REQUIREMENT: Your answer must be an exact copy of the data below, minus any pictures.

EXTRACTED ENTRIES:

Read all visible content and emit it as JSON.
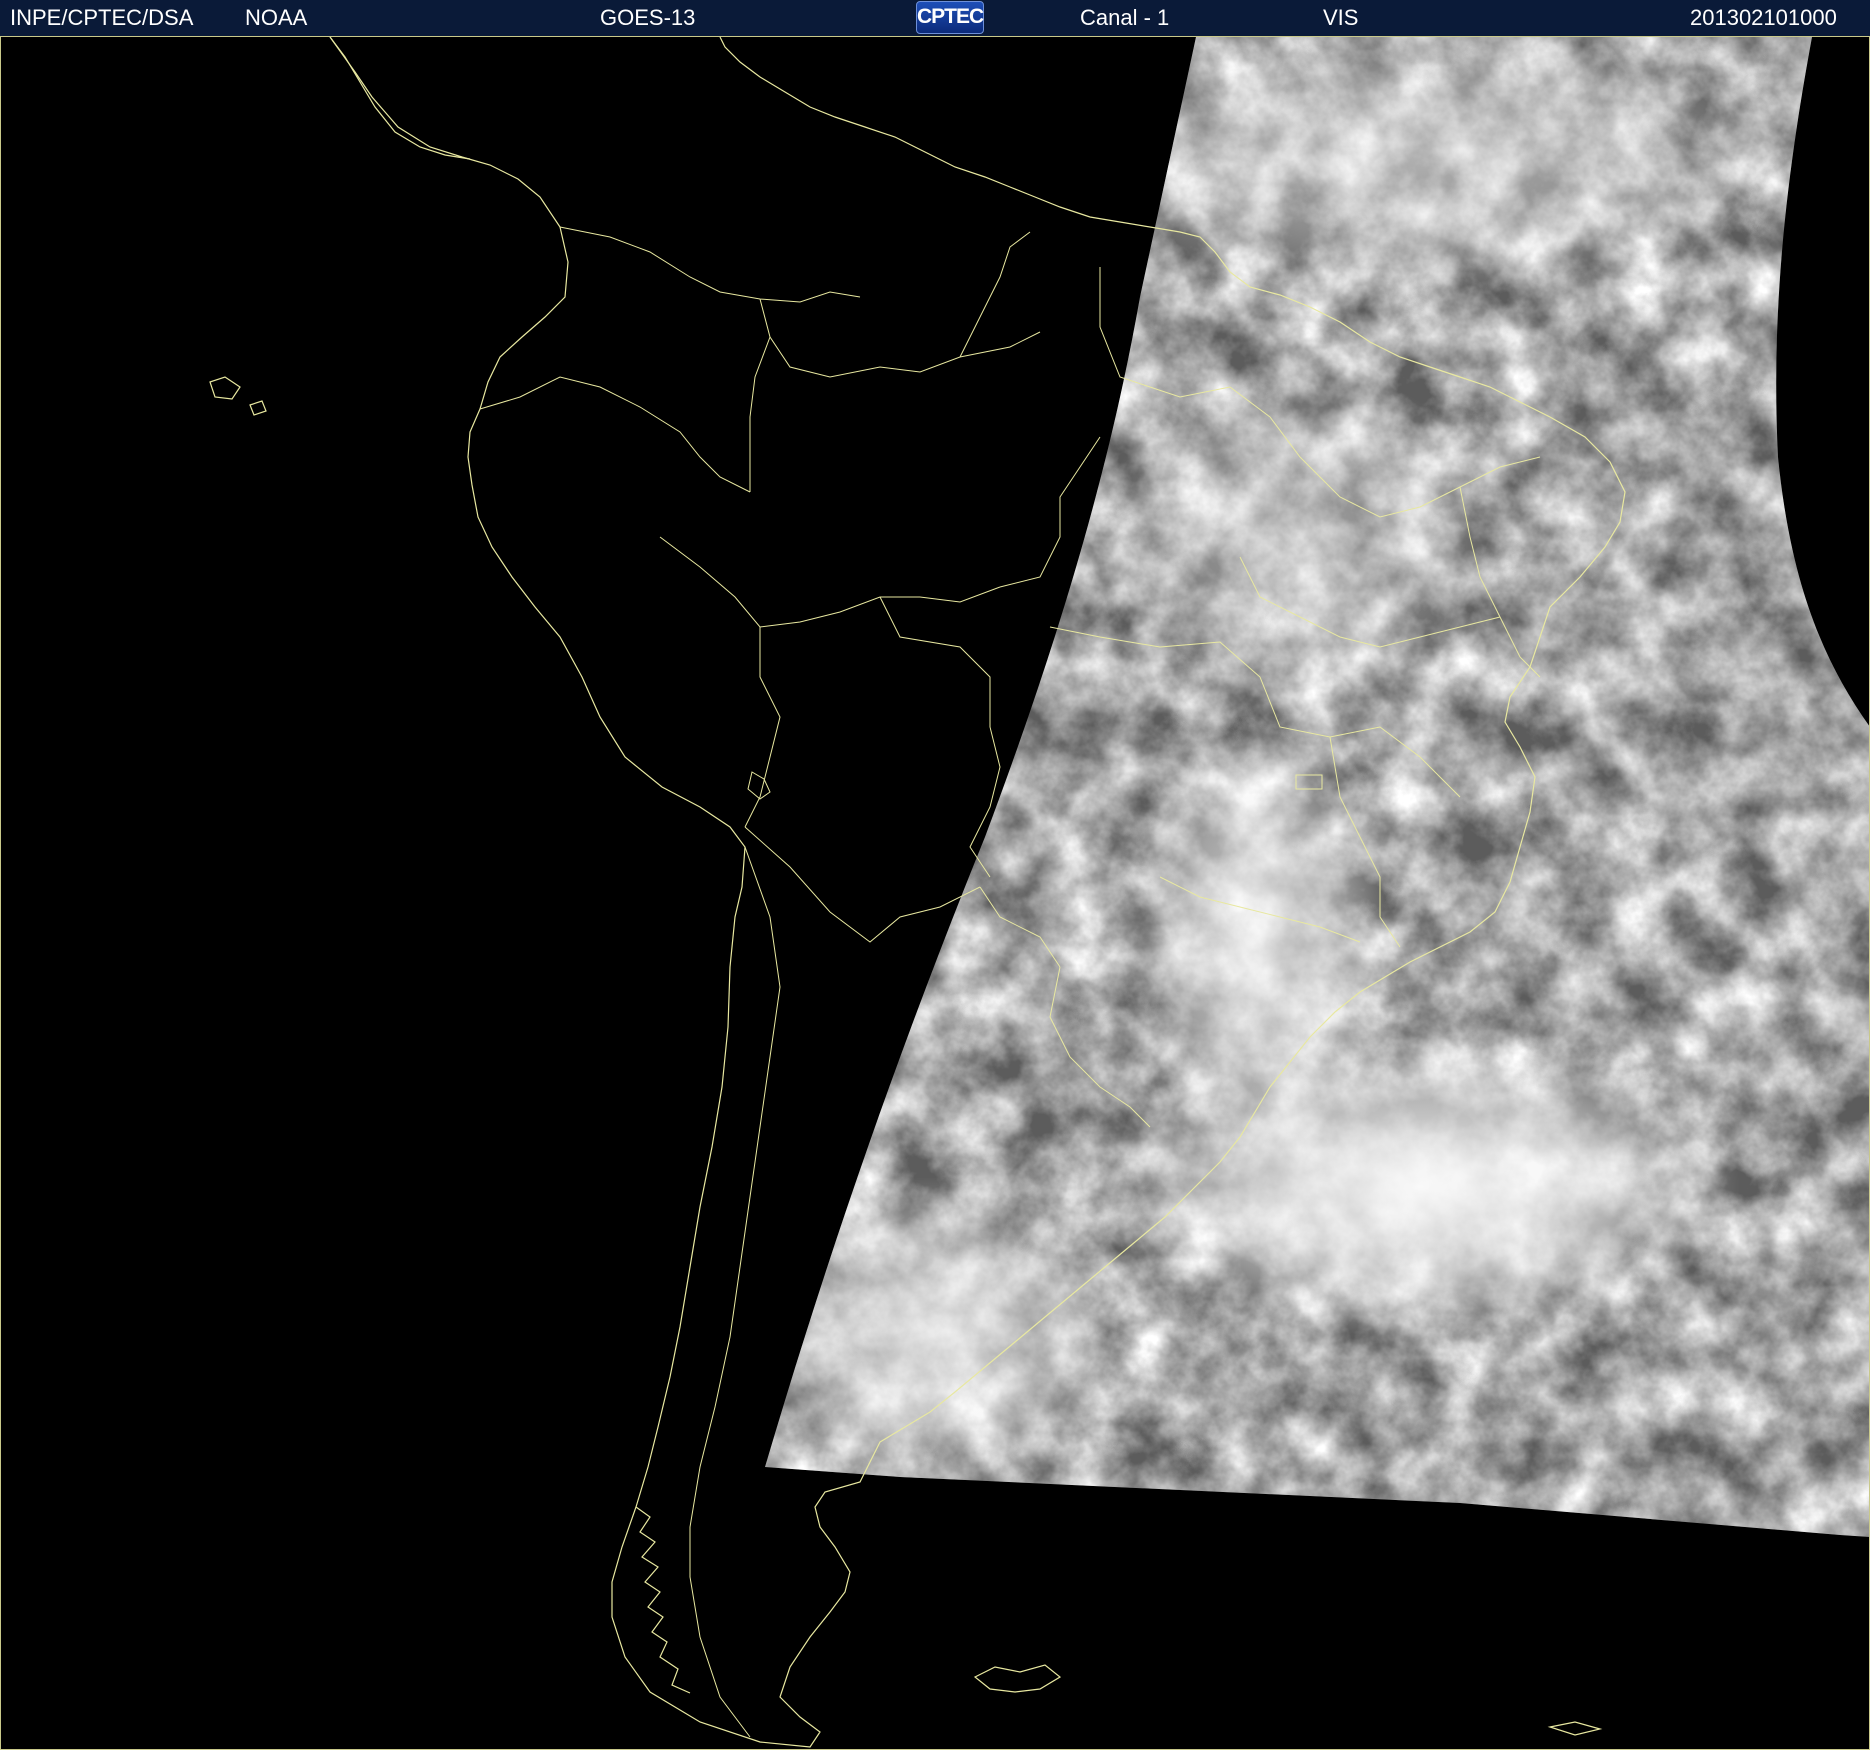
{
  "header": {
    "institution": "INPE/CPTEC/DSA",
    "agency": "NOAA",
    "satellite": "GOES-13",
    "logo_text": "CPTEC",
    "channel": "Canal - 1",
    "band": "VIS",
    "timestamp": "201302101000"
  },
  "map": {
    "coastline_color": "#e8e8a0",
    "background_color": "#000000",
    "imagery": "visible-satellite-cloud-cover"
  }
}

SOLUTION FOR THIS TASK:
Read all visible content and emit it as JSON.
{
  "header": {
    "institution": "INPE/CPTEC/DSA",
    "agency": "NOAA",
    "satellite": "GOES-13",
    "logo_text": "CPTEC",
    "channel": "Canal - 1",
    "band": "VIS",
    "timestamp": "201302101000"
  },
  "map": {
    "coastline_color": "#e8e8a0",
    "background_color": "#000000",
    "imagery": "visible-satellite-cloud-cover"
  }
}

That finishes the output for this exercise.